## EXERCISE DIRECTIONS
Write the listing out again word for word, skipping each picture.

________________________

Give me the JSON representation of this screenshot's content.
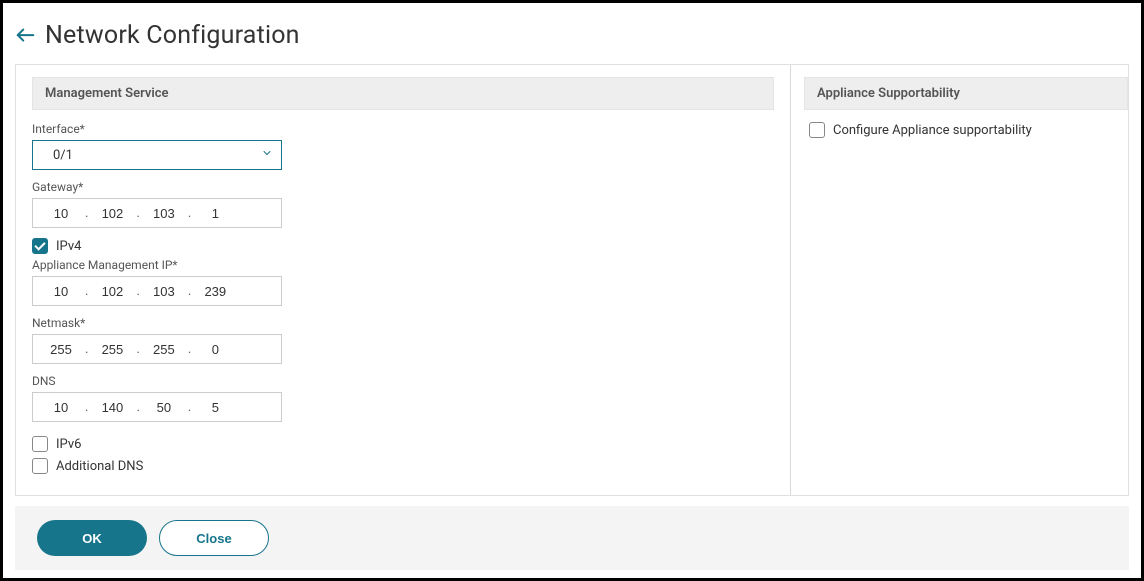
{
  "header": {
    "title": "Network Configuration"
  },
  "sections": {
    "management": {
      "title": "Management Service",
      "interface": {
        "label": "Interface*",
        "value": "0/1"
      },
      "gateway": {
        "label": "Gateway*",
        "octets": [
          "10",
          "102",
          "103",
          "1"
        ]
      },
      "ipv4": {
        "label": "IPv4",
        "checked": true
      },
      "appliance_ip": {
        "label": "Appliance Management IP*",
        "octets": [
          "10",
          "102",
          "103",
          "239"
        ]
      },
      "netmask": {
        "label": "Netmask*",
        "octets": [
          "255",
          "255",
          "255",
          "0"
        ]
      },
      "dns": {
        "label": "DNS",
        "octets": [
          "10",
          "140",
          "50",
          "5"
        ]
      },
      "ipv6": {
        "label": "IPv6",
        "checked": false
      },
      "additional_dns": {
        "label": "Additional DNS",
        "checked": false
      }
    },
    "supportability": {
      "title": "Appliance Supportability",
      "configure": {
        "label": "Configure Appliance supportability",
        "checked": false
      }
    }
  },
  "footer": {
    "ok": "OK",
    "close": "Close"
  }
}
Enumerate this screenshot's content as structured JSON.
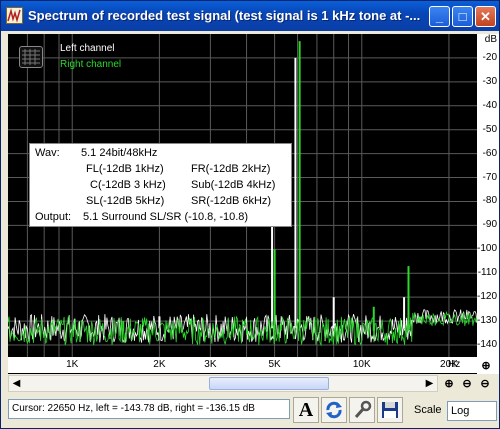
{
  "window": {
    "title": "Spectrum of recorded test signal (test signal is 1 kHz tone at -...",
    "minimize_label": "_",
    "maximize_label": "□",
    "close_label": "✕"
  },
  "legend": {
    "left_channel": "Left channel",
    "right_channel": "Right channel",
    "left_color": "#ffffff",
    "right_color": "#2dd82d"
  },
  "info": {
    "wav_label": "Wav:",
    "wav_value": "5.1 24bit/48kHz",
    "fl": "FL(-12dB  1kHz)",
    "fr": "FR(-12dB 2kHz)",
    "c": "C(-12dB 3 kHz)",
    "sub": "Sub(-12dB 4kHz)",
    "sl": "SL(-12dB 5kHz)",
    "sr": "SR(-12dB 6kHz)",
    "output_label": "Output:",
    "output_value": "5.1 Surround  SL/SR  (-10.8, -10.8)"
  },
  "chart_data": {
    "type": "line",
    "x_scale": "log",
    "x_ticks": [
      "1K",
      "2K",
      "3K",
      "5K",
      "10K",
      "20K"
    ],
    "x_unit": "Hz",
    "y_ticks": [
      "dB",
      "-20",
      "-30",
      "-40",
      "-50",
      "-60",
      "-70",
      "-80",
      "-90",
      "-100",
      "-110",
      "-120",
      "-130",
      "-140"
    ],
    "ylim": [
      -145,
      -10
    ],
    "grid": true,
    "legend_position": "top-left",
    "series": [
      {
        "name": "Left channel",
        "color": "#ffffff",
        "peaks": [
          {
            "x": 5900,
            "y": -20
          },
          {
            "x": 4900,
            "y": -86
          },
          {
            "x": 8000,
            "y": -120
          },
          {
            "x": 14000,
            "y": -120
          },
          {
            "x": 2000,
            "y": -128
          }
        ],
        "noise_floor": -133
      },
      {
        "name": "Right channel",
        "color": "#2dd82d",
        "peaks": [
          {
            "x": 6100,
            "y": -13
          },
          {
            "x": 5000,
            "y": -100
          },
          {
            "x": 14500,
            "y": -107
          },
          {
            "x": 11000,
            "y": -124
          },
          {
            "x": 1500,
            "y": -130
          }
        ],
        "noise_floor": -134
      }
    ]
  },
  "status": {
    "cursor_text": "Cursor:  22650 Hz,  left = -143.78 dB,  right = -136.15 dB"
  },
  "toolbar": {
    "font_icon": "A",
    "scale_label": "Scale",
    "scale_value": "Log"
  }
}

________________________

## YOUR SOLUTION
Give me the JSON representation of this screenshot's content.
{
  "header": {
    "title": "Network Configuration"
  },
  "sections": {
    "management": {
      "title": "Management Service",
      "interface": {
        "label": "Interface*",
        "value": "0/1"
      },
      "gateway": {
        "label": "Gateway*",
        "octets": [
          "10",
          "102",
          "103",
          "1"
        ]
      },
      "ipv4": {
        "label": "IPv4",
        "checked": true
      },
      "appliance_ip": {
        "label": "Appliance Management IP*",
        "octets": [
          "10",
          "102",
          "103",
          "239"
        ]
      },
      "netmask": {
        "label": "Netmask*",
        "octets": [
          "255",
          "255",
          "255",
          "0"
        ]
      },
      "dns": {
        "label": "DNS",
        "octets": [
          "10",
          "140",
          "50",
          "5"
        ]
      },
      "ipv6": {
        "label": "IPv6",
        "checked": false
      },
      "additional_dns": {
        "label": "Additional DNS",
        "checked": false
      }
    },
    "supportability": {
      "title": "Appliance Supportability",
      "configure": {
        "label": "Configure Appliance supportability",
        "checked": false
      }
    }
  },
  "footer": {
    "ok": "OK",
    "close": "Close"
  }
}
Enumerate this screenshot's content as structured JSON.
{
  "window": {
    "title": "Spectrum of recorded test signal (test signal is 1 kHz tone at -...",
    "minimize_label": "_",
    "maximize_label": "□",
    "close_label": "✕"
  },
  "legend": {
    "left_channel": "Left channel",
    "right_channel": "Right channel",
    "left_color": "#ffffff",
    "right_color": "#2dd82d"
  },
  "info": {
    "wav_label": "Wav:",
    "wav_value": "5.1 24bit/48kHz",
    "fl": "FL(-12dB  1kHz)",
    "fr": "FR(-12dB 2kHz)",
    "c": "C(-12dB 3 kHz)",
    "sub": "Sub(-12dB 4kHz)",
    "sl": "SL(-12dB 5kHz)",
    "sr": "SR(-12dB 6kHz)",
    "output_label": "Output:",
    "output_value": "5.1 Surround  SL/SR  (-10.8, -10.8)"
  },
  "chart_data": {
    "type": "line",
    "x_scale": "log",
    "x_ticks": [
      "1K",
      "2K",
      "3K",
      "5K",
      "10K",
      "20K"
    ],
    "x_unit": "Hz",
    "y_ticks": [
      "dB",
      "-20",
      "-30",
      "-40",
      "-50",
      "-60",
      "-70",
      "-80",
      "-90",
      "-100",
      "-110",
      "-120",
      "-130",
      "-140"
    ],
    "ylim": [
      -145,
      -10
    ],
    "grid": true,
    "legend_position": "top-left",
    "series": [
      {
        "name": "Left channel",
        "color": "#ffffff",
        "peaks": [
          {
            "x": 5900,
            "y": -20
          },
          {
            "x": 4900,
            "y": -86
          },
          {
            "x": 8000,
            "y": -120
          },
          {
            "x": 14000,
            "y": -120
          },
          {
            "x": 2000,
            "y": -128
          }
        ],
        "noise_floor": -133
      },
      {
        "name": "Right channel",
        "color": "#2dd82d",
        "peaks": [
          {
            "x": 6100,
            "y": -13
          },
          {
            "x": 5000,
            "y": -100
          },
          {
            "x": 14500,
            "y": -107
          },
          {
            "x": 11000,
            "y": -124
          },
          {
            "x": 1500,
            "y": -130
          }
        ],
        "noise_floor": -134
      }
    ]
  },
  "status": {
    "cursor_text": "Cursor:  22650 Hz,  left = -143.78 dB,  right = -136.15 dB"
  },
  "toolbar": {
    "font_icon": "A",
    "scale_label": "Scale",
    "scale_value": "Log"
  }
}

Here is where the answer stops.